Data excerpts
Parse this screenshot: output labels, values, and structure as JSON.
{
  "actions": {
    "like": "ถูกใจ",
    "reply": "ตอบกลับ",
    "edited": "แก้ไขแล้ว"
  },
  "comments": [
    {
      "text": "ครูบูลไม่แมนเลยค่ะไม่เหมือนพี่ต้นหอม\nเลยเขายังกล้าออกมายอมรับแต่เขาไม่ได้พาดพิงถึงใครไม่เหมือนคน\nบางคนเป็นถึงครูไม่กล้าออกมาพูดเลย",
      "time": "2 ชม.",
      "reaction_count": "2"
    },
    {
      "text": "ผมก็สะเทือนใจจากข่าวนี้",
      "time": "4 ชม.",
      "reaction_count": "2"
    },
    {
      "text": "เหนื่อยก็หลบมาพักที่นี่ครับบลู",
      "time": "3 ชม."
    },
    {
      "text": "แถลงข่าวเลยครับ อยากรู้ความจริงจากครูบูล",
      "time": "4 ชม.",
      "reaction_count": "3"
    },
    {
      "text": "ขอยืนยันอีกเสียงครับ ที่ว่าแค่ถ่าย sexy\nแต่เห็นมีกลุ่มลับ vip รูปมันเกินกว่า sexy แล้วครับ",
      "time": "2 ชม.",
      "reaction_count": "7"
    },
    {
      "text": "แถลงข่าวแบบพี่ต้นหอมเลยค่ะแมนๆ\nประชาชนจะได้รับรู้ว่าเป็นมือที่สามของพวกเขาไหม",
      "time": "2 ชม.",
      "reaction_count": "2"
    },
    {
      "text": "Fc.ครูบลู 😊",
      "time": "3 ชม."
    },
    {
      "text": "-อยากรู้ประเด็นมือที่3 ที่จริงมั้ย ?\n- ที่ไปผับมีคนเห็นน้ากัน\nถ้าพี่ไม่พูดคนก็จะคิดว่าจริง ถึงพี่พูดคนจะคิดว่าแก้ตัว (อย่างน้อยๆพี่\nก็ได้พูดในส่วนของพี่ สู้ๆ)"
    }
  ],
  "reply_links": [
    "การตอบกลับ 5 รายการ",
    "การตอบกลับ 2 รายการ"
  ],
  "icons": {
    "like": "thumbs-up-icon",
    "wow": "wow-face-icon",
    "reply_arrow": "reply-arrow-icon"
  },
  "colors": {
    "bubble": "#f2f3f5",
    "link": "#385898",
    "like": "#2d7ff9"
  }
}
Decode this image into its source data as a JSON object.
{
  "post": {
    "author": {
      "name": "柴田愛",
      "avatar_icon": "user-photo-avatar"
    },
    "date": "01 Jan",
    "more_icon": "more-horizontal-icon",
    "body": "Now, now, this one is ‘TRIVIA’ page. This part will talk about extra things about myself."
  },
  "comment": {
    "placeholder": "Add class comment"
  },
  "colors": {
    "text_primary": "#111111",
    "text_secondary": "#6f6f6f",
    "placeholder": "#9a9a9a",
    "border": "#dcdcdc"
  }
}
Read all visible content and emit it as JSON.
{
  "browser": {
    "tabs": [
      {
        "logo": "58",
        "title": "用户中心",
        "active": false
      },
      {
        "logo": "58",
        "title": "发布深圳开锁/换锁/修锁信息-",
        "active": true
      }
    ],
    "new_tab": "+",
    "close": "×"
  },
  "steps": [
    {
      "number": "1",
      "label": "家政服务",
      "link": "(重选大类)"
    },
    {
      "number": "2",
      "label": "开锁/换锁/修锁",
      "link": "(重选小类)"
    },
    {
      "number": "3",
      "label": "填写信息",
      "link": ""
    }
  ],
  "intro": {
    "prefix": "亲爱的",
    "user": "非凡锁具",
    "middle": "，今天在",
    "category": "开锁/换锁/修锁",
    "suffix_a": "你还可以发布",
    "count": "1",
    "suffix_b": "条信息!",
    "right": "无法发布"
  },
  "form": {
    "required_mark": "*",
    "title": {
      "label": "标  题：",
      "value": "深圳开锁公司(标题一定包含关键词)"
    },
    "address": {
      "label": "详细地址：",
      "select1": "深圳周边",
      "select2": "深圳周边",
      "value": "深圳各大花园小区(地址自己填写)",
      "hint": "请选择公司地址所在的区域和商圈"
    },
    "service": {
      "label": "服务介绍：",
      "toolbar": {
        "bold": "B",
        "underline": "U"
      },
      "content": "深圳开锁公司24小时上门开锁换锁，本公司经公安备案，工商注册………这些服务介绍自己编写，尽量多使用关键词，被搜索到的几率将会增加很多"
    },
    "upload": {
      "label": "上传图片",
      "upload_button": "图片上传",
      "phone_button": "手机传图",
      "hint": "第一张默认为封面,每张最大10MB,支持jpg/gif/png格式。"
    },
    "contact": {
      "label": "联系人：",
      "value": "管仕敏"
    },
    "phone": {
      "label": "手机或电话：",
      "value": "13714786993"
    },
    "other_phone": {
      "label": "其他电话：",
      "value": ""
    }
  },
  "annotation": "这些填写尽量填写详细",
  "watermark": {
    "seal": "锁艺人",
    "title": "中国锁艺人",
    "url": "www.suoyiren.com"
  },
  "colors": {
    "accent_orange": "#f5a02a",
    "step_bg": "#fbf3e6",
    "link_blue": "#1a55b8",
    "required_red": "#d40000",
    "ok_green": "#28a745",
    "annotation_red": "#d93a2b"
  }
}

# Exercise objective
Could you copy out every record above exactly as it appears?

# Answer to this exercise
Parse this screenshot: output labels, values, and structure as JSON.
{
  "actions": {
    "like": "ถูกใจ",
    "reply": "ตอบกลับ",
    "edited": "แก้ไขแล้ว"
  },
  "comments": [
    {
      "text": "ครูบูลไม่แมนเลยค่ะไม่เหมือนพี่ต้นหอม\nเลยเขายังกล้าออกมายอมรับแต่เขาไม่ได้พาดพิงถึงใครไม่เหมือนคน\nบางคนเป็นถึงครูไม่กล้าออกมาพูดเลย",
      "time": "2 ชม.",
      "reaction_count": "2"
    },
    {
      "text": "ผมก็สะเทือนใจจากข่าวนี้",
      "time": "4 ชม.",
      "reaction_count": "2"
    },
    {
      "text": "เหนื่อยก็หลบมาพักที่นี่ครับบลู",
      "time": "3 ชม."
    },
    {
      "text": "แถลงข่าวเลยครับ อยากรู้ความจริงจากครูบูล",
      "time": "4 ชม.",
      "reaction_count": "3"
    },
    {
      "text": "ขอยืนยันอีกเสียงครับ ที่ว่าแค่ถ่าย sexy\nแต่เห็นมีกลุ่มลับ vip รูปมันเกินกว่า sexy แล้วครับ",
      "time": "2 ชม.",
      "reaction_count": "7"
    },
    {
      "text": "แถลงข่าวแบบพี่ต้นหอมเลยค่ะแมนๆ\nประชาชนจะได้รับรู้ว่าเป็นมือที่สามของพวกเขาไหม",
      "time": "2 ชม.",
      "reaction_count": "2"
    },
    {
      "text": "Fc.ครูบลู 😊",
      "time": "3 ชม."
    },
    {
      "text": "-อยากรู้ประเด็นมือที่3 ที่จริงมั้ย ?\n- ที่ไปผับมีคนเห็นน้ากัน\nถ้าพี่ไม่พูดคนก็จะคิดว่าจริง ถึงพี่พูดคนจะคิดว่าแก้ตัว (อย่างน้อยๆพี่\nก็ได้พูดในส่วนของพี่ สู้ๆ)"
    }
  ],
  "reply_links": [
    "การตอบกลับ 5 รายการ",
    "การตอบกลับ 2 รายการ"
  ],
  "icons": {
    "like": "thumbs-up-icon",
    "wow": "wow-face-icon",
    "reply_arrow": "reply-arrow-icon"
  },
  "colors": {
    "bubble": "#f2f3f5",
    "link": "#385898",
    "like": "#2d7ff9"
  }
}
Decode this image into its source data as a JSON object.
{
  "post": {
    "author": {
      "name": "柴田愛",
      "avatar_icon": "user-photo-avatar"
    },
    "date": "01 Jan",
    "more_icon": "more-horizontal-icon",
    "body": "Now, now, this one is ‘TRIVIA’ page. This part will talk about extra things about myself."
  },
  "comment": {
    "placeholder": "Add class comment"
  },
  "colors": {
    "text_primary": "#111111",
    "text_secondary": "#6f6f6f",
    "placeholder": "#9a9a9a",
    "border": "#dcdcdc"
  }
}
Read all visible content and emit it as JSON.
{
  "browser": {
    "tabs": [
      {
        "logo": "58",
        "title": "用户中心",
        "active": false
      },
      {
        "logo": "58",
        "title": "发布深圳开锁/换锁/修锁信息-",
        "active": true
      }
    ],
    "new_tab": "+",
    "close": "×"
  },
  "steps": [
    {
      "number": "1",
      "label": "家政服务",
      "link": "(重选大类)"
    },
    {
      "number": "2",
      "label": "开锁/换锁/修锁",
      "link": "(重选小类)"
    },
    {
      "number": "3",
      "label": "填写信息",
      "link": ""
    }
  ],
  "intro": {
    "prefix": "亲爱的",
    "user": "非凡锁具",
    "middle": "，今天在",
    "category": "开锁/换锁/修锁",
    "suffix_a": "你还可以发布",
    "count": "1",
    "suffix_b": "条信息!",
    "right": "无法发布"
  },
  "form": {
    "required_mark": "*",
    "title": {
      "label": "标  题：",
      "value": "深圳开锁公司(标题一定包含关键词)"
    },
    "address": {
      "label": "详细地址：",
      "select1": "深圳周边",
      "select2": "深圳周边",
      "value": "深圳各大花园小区(地址自己填写)",
      "hint": "请选择公司地址所在的区域和商圈"
    },
    "service": {
      "label": "服务介绍：",
      "toolbar": {
        "bold": "B",
        "underline": "U"
      },
      "content": "深圳开锁公司24小时上门开锁换锁，本公司经公安备案，工商注册………这些服务介绍自己编写，尽量多使用关键词，被搜索到的几率将会增加很多"
    },
    "upload": {
      "label": "上传图片",
      "upload_button": "图片上传",
      "phone_button": "手机传图",
      "hint": "第一张默认为封面,每张最大10MB,支持jpg/gif/png格式。"
    },
    "contact": {
      "label": "联系人：",
      "value": "管仕敏"
    },
    "phone": {
      "label": "手机或电话：",
      "value": "13714786993"
    },
    "other_phone": {
      "label": "其他电话：",
      "value": ""
    }
  },
  "annotation": "这些填写尽量填写详细",
  "watermark": {
    "seal": "锁艺人",
    "title": "中国锁艺人",
    "url": "www.suoyiren.com"
  },
  "colors": {
    "accent_orange": "#f5a02a",
    "step_bg": "#fbf3e6",
    "link_blue": "#1a55b8",
    "required_red": "#d40000",
    "ok_green": "#28a745",
    "annotation_red": "#d93a2b"
  }
}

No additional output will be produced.